» Listed entries:
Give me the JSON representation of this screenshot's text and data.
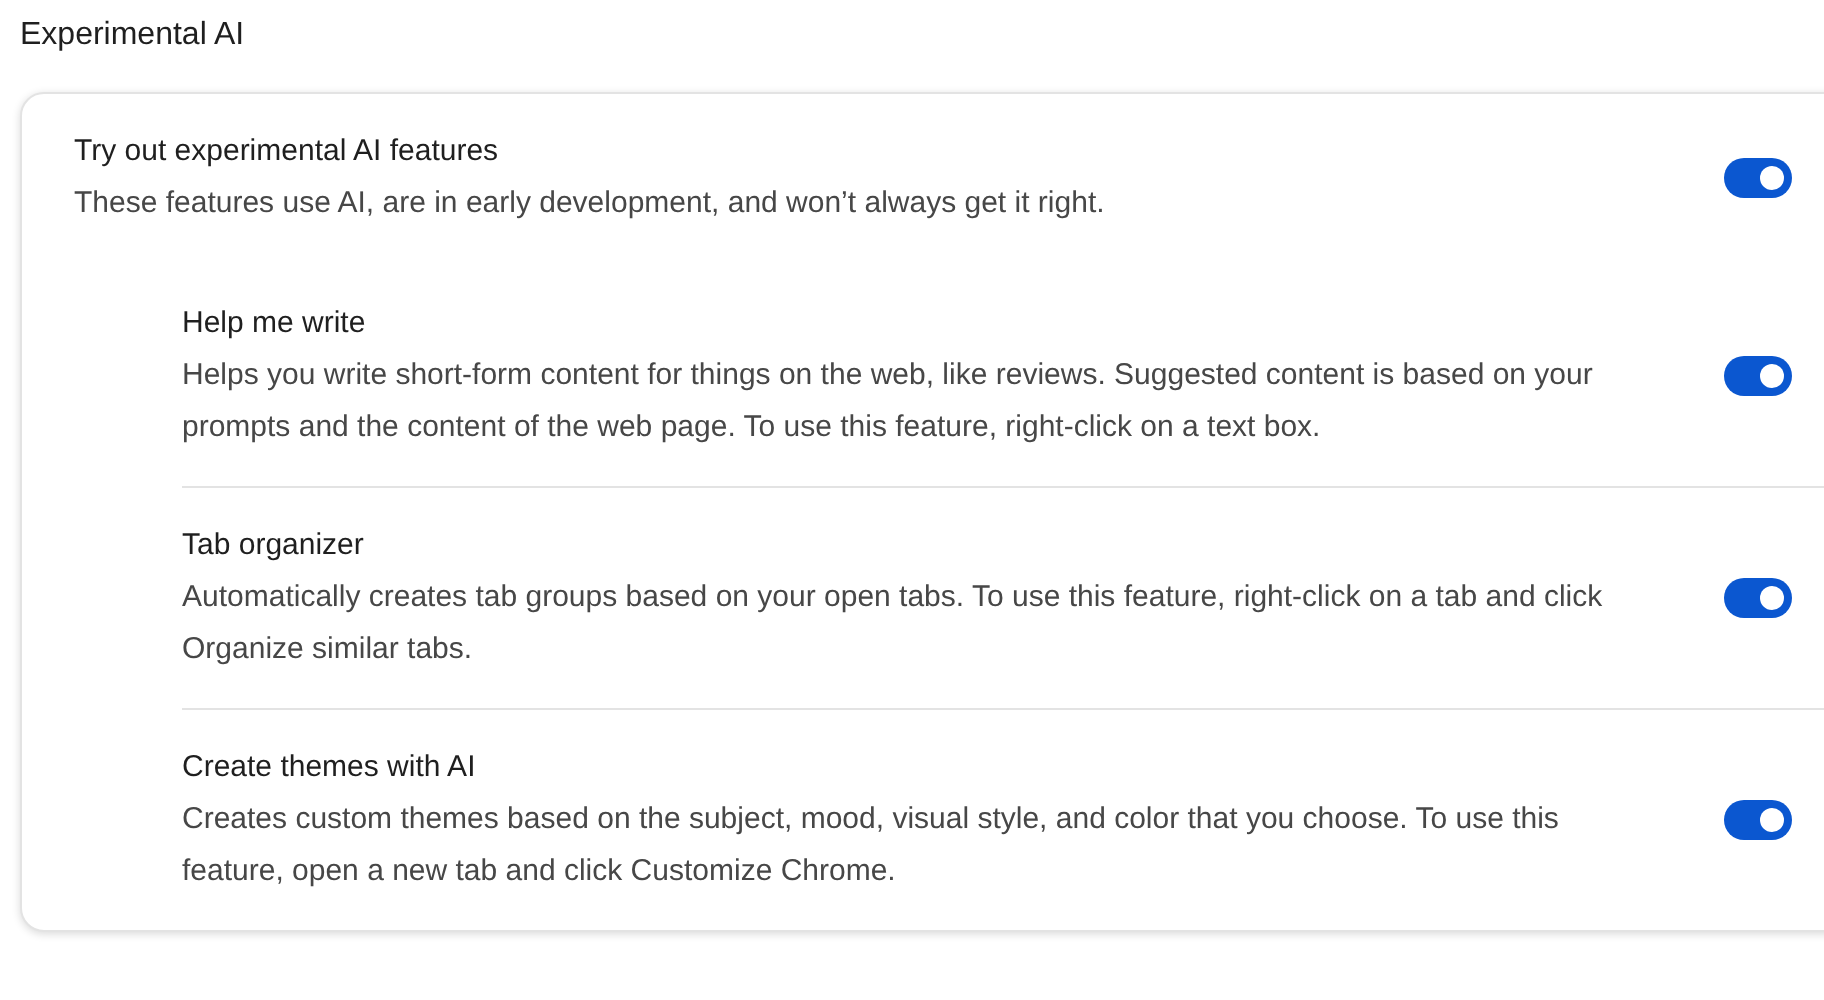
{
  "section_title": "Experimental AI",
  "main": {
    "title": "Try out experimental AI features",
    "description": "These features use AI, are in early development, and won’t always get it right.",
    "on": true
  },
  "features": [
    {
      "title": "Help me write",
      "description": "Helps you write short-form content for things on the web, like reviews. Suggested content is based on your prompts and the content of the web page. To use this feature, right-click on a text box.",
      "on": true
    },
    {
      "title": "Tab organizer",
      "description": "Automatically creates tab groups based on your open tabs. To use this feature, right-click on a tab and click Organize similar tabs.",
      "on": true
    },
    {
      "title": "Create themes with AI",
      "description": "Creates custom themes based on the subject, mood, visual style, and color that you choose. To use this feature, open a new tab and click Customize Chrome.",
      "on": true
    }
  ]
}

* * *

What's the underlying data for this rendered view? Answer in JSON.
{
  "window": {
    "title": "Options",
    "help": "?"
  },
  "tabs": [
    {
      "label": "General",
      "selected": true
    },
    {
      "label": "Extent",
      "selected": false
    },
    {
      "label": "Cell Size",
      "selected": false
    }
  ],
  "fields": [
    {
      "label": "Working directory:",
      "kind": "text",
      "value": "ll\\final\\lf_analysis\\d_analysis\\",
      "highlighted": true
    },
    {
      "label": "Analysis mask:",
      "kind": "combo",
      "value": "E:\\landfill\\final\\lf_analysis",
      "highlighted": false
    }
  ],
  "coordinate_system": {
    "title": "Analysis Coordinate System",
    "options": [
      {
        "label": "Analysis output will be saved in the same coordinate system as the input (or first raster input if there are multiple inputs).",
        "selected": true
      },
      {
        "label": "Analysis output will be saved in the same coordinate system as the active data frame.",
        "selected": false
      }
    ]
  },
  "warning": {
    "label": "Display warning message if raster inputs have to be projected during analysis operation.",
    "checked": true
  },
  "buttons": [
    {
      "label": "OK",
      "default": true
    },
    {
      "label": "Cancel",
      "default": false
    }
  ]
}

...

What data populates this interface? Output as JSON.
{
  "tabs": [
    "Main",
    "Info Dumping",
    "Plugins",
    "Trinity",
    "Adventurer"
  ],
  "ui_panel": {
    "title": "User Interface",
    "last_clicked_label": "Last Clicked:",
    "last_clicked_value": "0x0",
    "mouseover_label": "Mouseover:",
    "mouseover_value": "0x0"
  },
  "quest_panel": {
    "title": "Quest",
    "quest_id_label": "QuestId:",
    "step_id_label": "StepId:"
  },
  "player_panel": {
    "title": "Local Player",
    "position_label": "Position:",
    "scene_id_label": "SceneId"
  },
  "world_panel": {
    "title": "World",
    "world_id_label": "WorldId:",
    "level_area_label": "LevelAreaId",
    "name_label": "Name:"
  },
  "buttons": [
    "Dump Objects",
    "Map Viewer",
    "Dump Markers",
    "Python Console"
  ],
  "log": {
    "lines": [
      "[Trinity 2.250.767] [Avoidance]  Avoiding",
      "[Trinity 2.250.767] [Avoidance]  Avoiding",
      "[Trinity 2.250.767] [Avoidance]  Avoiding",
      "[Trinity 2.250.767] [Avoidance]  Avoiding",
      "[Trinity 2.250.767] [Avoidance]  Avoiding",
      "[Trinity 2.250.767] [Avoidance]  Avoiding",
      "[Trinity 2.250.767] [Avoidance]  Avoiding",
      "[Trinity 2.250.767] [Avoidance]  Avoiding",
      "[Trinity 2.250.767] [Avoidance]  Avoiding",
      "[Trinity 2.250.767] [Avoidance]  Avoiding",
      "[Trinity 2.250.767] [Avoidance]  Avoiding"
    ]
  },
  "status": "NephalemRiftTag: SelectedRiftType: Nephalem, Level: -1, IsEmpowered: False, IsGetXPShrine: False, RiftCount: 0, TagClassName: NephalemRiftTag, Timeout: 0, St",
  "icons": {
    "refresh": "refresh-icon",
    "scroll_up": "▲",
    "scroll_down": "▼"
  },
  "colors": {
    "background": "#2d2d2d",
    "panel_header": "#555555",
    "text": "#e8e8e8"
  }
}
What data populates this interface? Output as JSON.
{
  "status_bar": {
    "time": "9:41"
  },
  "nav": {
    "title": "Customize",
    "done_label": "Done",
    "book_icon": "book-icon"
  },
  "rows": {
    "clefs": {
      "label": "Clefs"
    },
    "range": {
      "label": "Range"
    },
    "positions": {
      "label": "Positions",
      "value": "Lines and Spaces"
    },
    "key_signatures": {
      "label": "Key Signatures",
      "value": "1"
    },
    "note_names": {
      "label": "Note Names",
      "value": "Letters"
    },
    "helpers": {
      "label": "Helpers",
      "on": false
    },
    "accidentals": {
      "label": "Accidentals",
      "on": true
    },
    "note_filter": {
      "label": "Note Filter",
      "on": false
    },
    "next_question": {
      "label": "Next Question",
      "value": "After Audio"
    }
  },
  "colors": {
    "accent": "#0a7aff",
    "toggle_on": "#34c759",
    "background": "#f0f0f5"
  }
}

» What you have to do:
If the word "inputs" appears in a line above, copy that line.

» Solution for this exercise:
        "label": "Analysis output will be saved in the same coordinate system as the input (or first raster input if there are multiple inputs).",
    "label": "Display warning message if raster inputs have to be projected during analysis operation.",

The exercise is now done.